Separation Agreements and Pension Rights

It has only been 12 years since the option of seeking a divorce has being available to separated couples in Ireland. However as everyone knows, married couples have been separating from each other long before specific legislation was ever enacted.

Ignoring divorce, there are essentially 2 ways that a married couple can separate in Ireland. The first is by way of Separation Agreement, which as its name would suggest is an agreement or contract, which both formalises and regularises both the fact of separation and the terms and conditions of that separation. This has traditionally been the most common method of dealing with a separation but is only ever appropriate in circumstances where neither party is a member of a pension scheme. A Separation Agreement cannot deal with an individual’s pension rights, and in particular cannot bind the trustees of a pension scheme notwithstanding the fact that the Separation Agreement itself may specifically make reference to the issue of pension rights.

The difficulty with Separation Agreements purporting to deal with pension rights was compounded following the landmark Supreme Court decision of P.O’D v A.O’D [(1998) 1 I.L.R.M. 534], which confirmed that parties that had entered into a Separation Agreement could not then seek a decree of Judicial Separation to deal with pension rights. As such unless the parties were to subsequently divorce, the issue of pension rights potentially remains unresolved, and moreover unenforceable.

The second method of separation is by way of a Judicial Separation application, which means that the matter will be dealt with through the Courts. However, this does not necessarily mean that the matter must be contested through the Courts and it is important to remember that this method of separation does not preclude the parties from coming to an agreement as to how and on what terms they shall separate at any point in the proceedings. Any such agreement (with the approval of the Court) will have the dual benefit of being made an Order of the Court and more particularly will bind the trustees to a pension scheme.

At the time of granting a decree for Judicial Separation, the Court may also make a Pension Adjustment Order which will set out the future arrangements for an individuals pension rights or establish what share (if any) of an individuals pension rights the other spouse shall receive on both a retirement and contingent basis. The trustees to the pension scheme will be fully bound by this Pension Adjustment Order and will be legally obliged to comply with it’s terms.

[Example, John and Mary have been married for 25 years. John has been employed with the same company since they married and is a member of the company pension scheme at work. John’s pension scheme entitles him to a significant lump sum payment on retirement, and a monthly pension income payment of circa 50% of his current gross salary. Mary has worked in the home since marriage and although has often thought about establishing a private pension scheme has never done so and as such has no pension scheme herself. They are now separating and wish to regularise all matters as between themselves at this stage.

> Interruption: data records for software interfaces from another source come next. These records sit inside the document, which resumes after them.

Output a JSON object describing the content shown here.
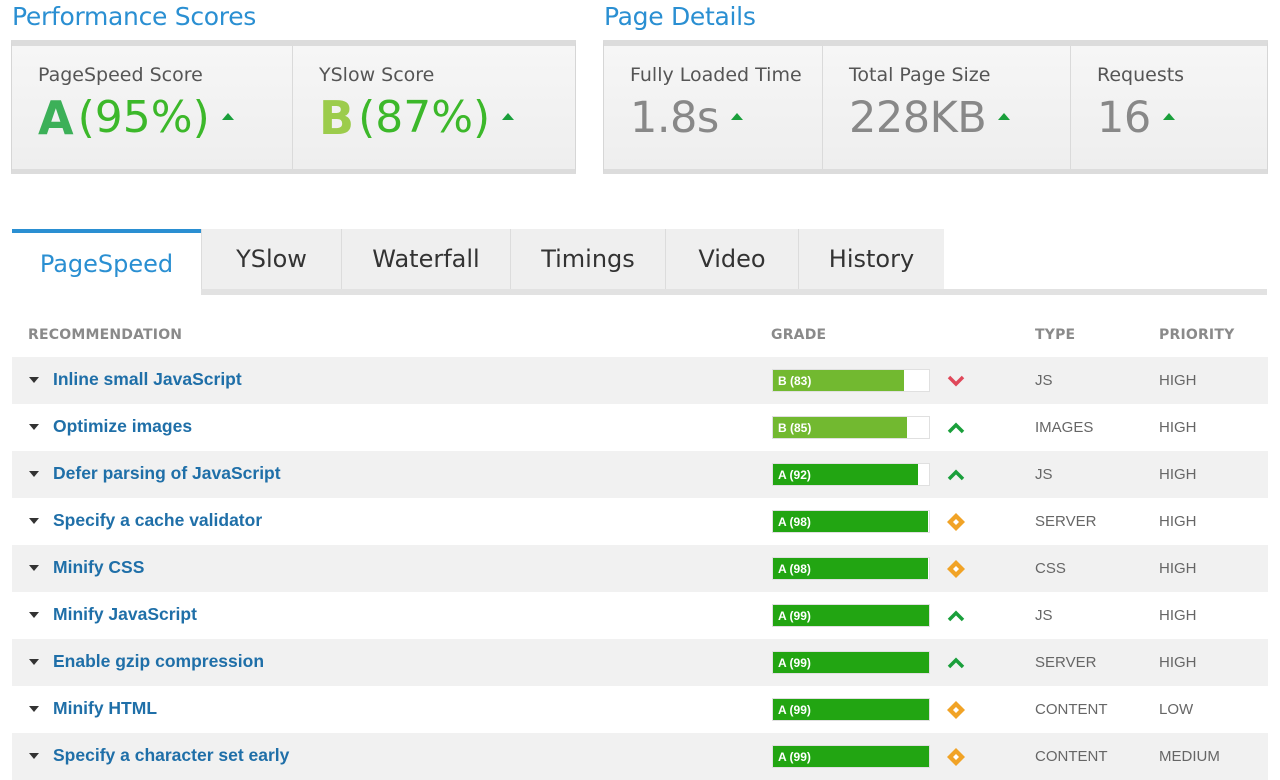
{
  "performance": {
    "title": "Performance Scores",
    "pagespeed": {
      "label": "PageSpeed Score",
      "grade": "A",
      "pct": "(95%)"
    },
    "yslow": {
      "label": "YSlow Score",
      "grade": "B",
      "pct": "(87%)"
    }
  },
  "details": {
    "title": "Page Details",
    "loaded": {
      "label": "Fully Loaded Time",
      "value": "1.8s"
    },
    "size": {
      "label": "Total Page Size",
      "value": "228KB"
    },
    "requests": {
      "label": "Requests",
      "value": "16"
    }
  },
  "tabs": [
    {
      "label": "PageSpeed"
    },
    {
      "label": "YSlow"
    },
    {
      "label": "Waterfall"
    },
    {
      "label": "Timings"
    },
    {
      "label": "Video"
    },
    {
      "label": "History"
    }
  ],
  "table": {
    "headers": {
      "recommendation": "RECOMMENDATION",
      "grade": "GRADE",
      "type": "TYPE",
      "priority": "PRIORITY"
    },
    "rows": [
      {
        "name": "Inline small JavaScript",
        "grade": "B (83)",
        "score": 83,
        "trend": "down",
        "type": "JS",
        "priority": "HIGH"
      },
      {
        "name": "Optimize images",
        "grade": "B (85)",
        "score": 85,
        "trend": "up",
        "type": "IMAGES",
        "priority": "HIGH"
      },
      {
        "name": "Defer parsing of JavaScript",
        "grade": "A (92)",
        "score": 92,
        "trend": "up",
        "type": "JS",
        "priority": "HIGH"
      },
      {
        "name": "Specify a cache validator",
        "grade": "A (98)",
        "score": 98,
        "trend": "same",
        "type": "SERVER",
        "priority": "HIGH"
      },
      {
        "name": "Minify CSS",
        "grade": "A (98)",
        "score": 98,
        "trend": "same",
        "type": "CSS",
        "priority": "HIGH"
      },
      {
        "name": "Minify JavaScript",
        "grade": "A (99)",
        "score": 99,
        "trend": "up",
        "type": "JS",
        "priority": "HIGH"
      },
      {
        "name": "Enable gzip compression",
        "grade": "A (99)",
        "score": 99,
        "trend": "up",
        "type": "SERVER",
        "priority": "HIGH"
      },
      {
        "name": "Minify HTML",
        "grade": "A (99)",
        "score": 99,
        "trend": "same",
        "type": "CONTENT",
        "priority": "LOW"
      },
      {
        "name": "Specify a character set early",
        "grade": "A (99)",
        "score": 99,
        "trend": "same",
        "type": "CONTENT",
        "priority": "MEDIUM"
      }
    ]
  },
  "colors": {
    "accent": "#2a8fd2",
    "link": "#1f6fa8",
    "grade_a_bar": "#22a512",
    "grade_b_bar": "#72b930",
    "trend_up": "#1a9f3b",
    "trend_down": "#e0485a",
    "trend_same": "#f1a326"
  }
}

Neither party has any intention of remarrying nor do they want to deal with the separation through the Courts. After some negotiation they have agreed that John shall live in another property that they own and Mary shall continue to reside in the family home. Mary shall receive a maintenance payment from John and furthermore she will also receive a share of John’s monthly pension payment following retirement. John shall retain the lump sum payment on retirement for himself. A Separation Agreement is signed by both of them, which expressly sets out the agreement reached regarding the split in John’s pension scheme. No application to the Courts is ever made.

Some years later John retires and receives his lump sum payment from the pension scheme. He plans to sell his house and move to Spain. He cancels the maintenance payment to Mary that he had been making and requests that his monthly pension payment be split in accordance with the Separation Agreement, with his portion to be paid direct to his Spanish bank account. He leaves Ireland for Spain assuming that all matters have been attended to. However due to the fact that no Pension Adjustment Order was ever made, the trustees will not apportion the pension payment and as such all payments are made to John directly. John receives his pension payment in Spain and whilst pleasantly surprised at the amount received, thinks nothing further of it.

Mary doesn't receive her pension payment as expected and when she contacts the pension scheme is informed that she will not receive any payment from them notwithstanding the Separation Agreement. Mary must now initiated Divorce proceedings against John who is now resident in Spain to attempt to get the pension payment in accordance with the Separation Agreement. This is both an unsatisfactory and unnecessary application to the Courts which is complicated further by the fact that John is now resident outside of Ireland]

Whether one spouse is entitled to share in the others pension benefits will of course be entirely dependent on the facts of the individual case. As such it is advisable to say the least to obtain legal advice at the time of separation to ensure that all matters are correctly dealt with.  It is difficult at the best of times to go through a separation, but a lot harder to have to relive the experience at a later date in an effort to regularise pension entitlements.

Finally, there is perhaps a surprisingly large number of separated couples who although may have been separated for a considerable period of time have neither signed a Separation Agreement nor have they ever applied for a decree of Judicial Separation. These people may well consider themselves to be “separated” due to the passing of time, but the law on pensions (and indeed property and succession rights) clearly maintains a different position. It is imperative that a separation be formalised in order to ensure that each party’s rights or entitlements following separation are both adhered to and enforceable.